- Exercise goal: Could you write out the data that follows, exactly and in full?
[Material to process — start]
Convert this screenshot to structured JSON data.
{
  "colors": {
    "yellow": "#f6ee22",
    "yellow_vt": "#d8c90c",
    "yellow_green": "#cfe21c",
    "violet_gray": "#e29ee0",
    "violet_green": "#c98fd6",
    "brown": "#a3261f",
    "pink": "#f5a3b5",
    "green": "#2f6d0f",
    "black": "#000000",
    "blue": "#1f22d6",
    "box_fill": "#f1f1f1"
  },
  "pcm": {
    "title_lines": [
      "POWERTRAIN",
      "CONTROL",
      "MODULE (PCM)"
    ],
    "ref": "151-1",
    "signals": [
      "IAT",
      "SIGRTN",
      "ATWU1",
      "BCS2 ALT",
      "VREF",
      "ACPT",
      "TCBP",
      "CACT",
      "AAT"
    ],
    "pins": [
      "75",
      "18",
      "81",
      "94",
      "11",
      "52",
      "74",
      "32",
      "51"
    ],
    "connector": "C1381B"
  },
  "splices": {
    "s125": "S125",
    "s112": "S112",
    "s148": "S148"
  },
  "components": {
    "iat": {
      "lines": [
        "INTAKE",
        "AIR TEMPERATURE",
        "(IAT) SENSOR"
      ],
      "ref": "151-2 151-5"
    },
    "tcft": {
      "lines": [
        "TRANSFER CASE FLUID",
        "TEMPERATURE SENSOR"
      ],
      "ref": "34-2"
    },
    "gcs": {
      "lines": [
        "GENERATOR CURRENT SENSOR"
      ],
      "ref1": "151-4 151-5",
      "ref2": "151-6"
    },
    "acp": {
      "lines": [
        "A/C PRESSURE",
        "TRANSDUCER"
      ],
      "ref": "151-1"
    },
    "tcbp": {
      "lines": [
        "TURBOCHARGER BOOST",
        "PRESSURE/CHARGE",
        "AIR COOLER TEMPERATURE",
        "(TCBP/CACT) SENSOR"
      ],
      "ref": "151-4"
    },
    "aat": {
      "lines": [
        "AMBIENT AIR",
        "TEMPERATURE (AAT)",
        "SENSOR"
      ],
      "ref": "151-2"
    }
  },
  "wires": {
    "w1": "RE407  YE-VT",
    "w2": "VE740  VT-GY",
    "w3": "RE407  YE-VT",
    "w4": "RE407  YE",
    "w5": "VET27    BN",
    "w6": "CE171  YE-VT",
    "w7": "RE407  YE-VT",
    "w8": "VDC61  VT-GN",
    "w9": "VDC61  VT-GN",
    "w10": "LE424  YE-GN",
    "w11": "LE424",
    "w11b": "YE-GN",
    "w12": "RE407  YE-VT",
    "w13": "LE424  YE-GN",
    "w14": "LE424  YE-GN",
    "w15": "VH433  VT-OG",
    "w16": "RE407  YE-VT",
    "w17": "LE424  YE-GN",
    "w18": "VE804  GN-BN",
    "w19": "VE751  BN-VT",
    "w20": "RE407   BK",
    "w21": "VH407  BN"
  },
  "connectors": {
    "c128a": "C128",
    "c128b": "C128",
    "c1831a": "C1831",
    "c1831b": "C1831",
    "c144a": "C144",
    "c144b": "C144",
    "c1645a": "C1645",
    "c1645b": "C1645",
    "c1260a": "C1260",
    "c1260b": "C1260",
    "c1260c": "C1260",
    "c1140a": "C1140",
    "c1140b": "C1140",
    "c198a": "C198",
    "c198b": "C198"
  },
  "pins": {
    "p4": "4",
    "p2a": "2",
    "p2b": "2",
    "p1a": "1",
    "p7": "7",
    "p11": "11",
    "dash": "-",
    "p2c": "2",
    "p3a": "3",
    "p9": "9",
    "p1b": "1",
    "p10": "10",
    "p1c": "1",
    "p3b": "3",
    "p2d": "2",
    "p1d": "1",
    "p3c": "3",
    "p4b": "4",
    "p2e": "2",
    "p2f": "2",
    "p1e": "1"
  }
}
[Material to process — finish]
- Solution for this problem:
Convert this screenshot to structured JSON data.
{
  "colors": {
    "yellow": "#f6ee22",
    "yellow_vt": "#d8c90c",
    "yellow_green": "#cfe21c",
    "violet_gray": "#e29ee0",
    "violet_green": "#c98fd6",
    "brown": "#a3261f",
    "pink": "#f5a3b5",
    "green": "#2f6d0f",
    "black": "#000000",
    "blue": "#1f22d6",
    "box_fill": "#f1f1f1"
  },
  "pcm": {
    "title_lines": [
      "POWERTRAIN",
      "CONTROL",
      "MODULE (PCM)"
    ],
    "ref": "151-1",
    "signals": [
      "IAT",
      "SIGRTN",
      "ATWU1",
      "BCS2 ALT",
      "VREF",
      "ACPT",
      "TCBP",
      "CACT",
      "AAT"
    ],
    "pins": [
      "75",
      "18",
      "81",
      "94",
      "11",
      "52",
      "74",
      "32",
      "51"
    ],
    "connector": "C1381B"
  },
  "splices": {
    "s125": "S125",
    "s112": "S112",
    "s148": "S148"
  },
  "components": {
    "iat": {
      "lines": [
        "INTAKE",
        "AIR TEMPERATURE",
        "(IAT) SENSOR"
      ],
      "ref": "151-2 151-5"
    },
    "tcft": {
      "lines": [
        "TRANSFER CASE FLUID",
        "TEMPERATURE SENSOR"
      ],
      "ref": "34-2"
    },
    "gcs": {
      "lines": [
        "GENERATOR CURRENT SENSOR"
      ],
      "ref1": "151-4 151-5",
      "ref2": "151-6"
    },
    "acp": {
      "lines": [
        "A/C PRESSURE",
        "TRANSDUCER"
      ],
      "ref": "151-1"
    },
    "tcbp": {
      "lines": [
        "TURBOCHARGER BOOST",
        "PRESSURE/CHARGE",
        "AIR COOLER TEMPERATURE",
        "(TCBP/CACT) SENSOR"
      ],
      "ref": "151-4"
    },
    "aat": {
      "lines": [
        "AMBIENT AIR",
        "TEMPERATURE (AAT)",
        "SENSOR"
      ],
      "ref": "151-2"
    }
  },
  "wires": {
    "w1": "RE407  YE-VT",
    "w2": "VE740  VT-GY",
    "w3": "RE407  YE-VT",
    "w4": "RE407  YE",
    "w5": "VET27    BN",
    "w6": "CE171  YE-VT",
    "w7": "RE407  YE-VT",
    "w8": "VDC61  VT-GN",
    "w9": "VDC61  VT-GN",
    "w10": "LE424  YE-GN",
    "w11": "LE424",
    "w11b": "YE-GN",
    "w12": "RE407  YE-VT",
    "w13": "LE424  YE-GN",
    "w14": "LE424  YE-GN",
    "w15": "VH433  VT-OG",
    "w16": "RE407  YE-VT",
    "w17": "LE424  YE-GN",
    "w18": "VE804  GN-BN",
    "w19": "VE751  BN-VT",
    "w20": "RE407   BK",
    "w21": "VH407  BN"
  },
  "connectors": {
    "c128a": "C128",
    "c128b": "C128",
    "c1831a": "C1831",
    "c1831b": "C1831",
    "c144a": "C144",
    "c144b": "C144",
    "c1645a": "C1645",
    "c1645b": "C1645",
    "c1260a": "C1260",
    "c1260b": "C1260",
    "c1260c": "C1260",
    "c1140a": "C1140",
    "c1140b": "C1140",
    "c198a": "C198",
    "c198b": "C198"
  },
  "pins": {
    "p4": "4",
    "p2a": "2",
    "p2b": "2",
    "p1a": "1",
    "p7": "7",
    "p11": "11",
    "dash": "-",
    "p2c": "2",
    "p3a": "3",
    "p9": "9",
    "p1b": "1",
    "p10": "10",
    "p1c": "1",
    "p3b": "3",
    "p2d": "2",
    "p1d": "1",
    "p3c": "3",
    "p4b": "4",
    "p2e": "2",
    "p2f": "2",
    "p1e": "1"
  }
}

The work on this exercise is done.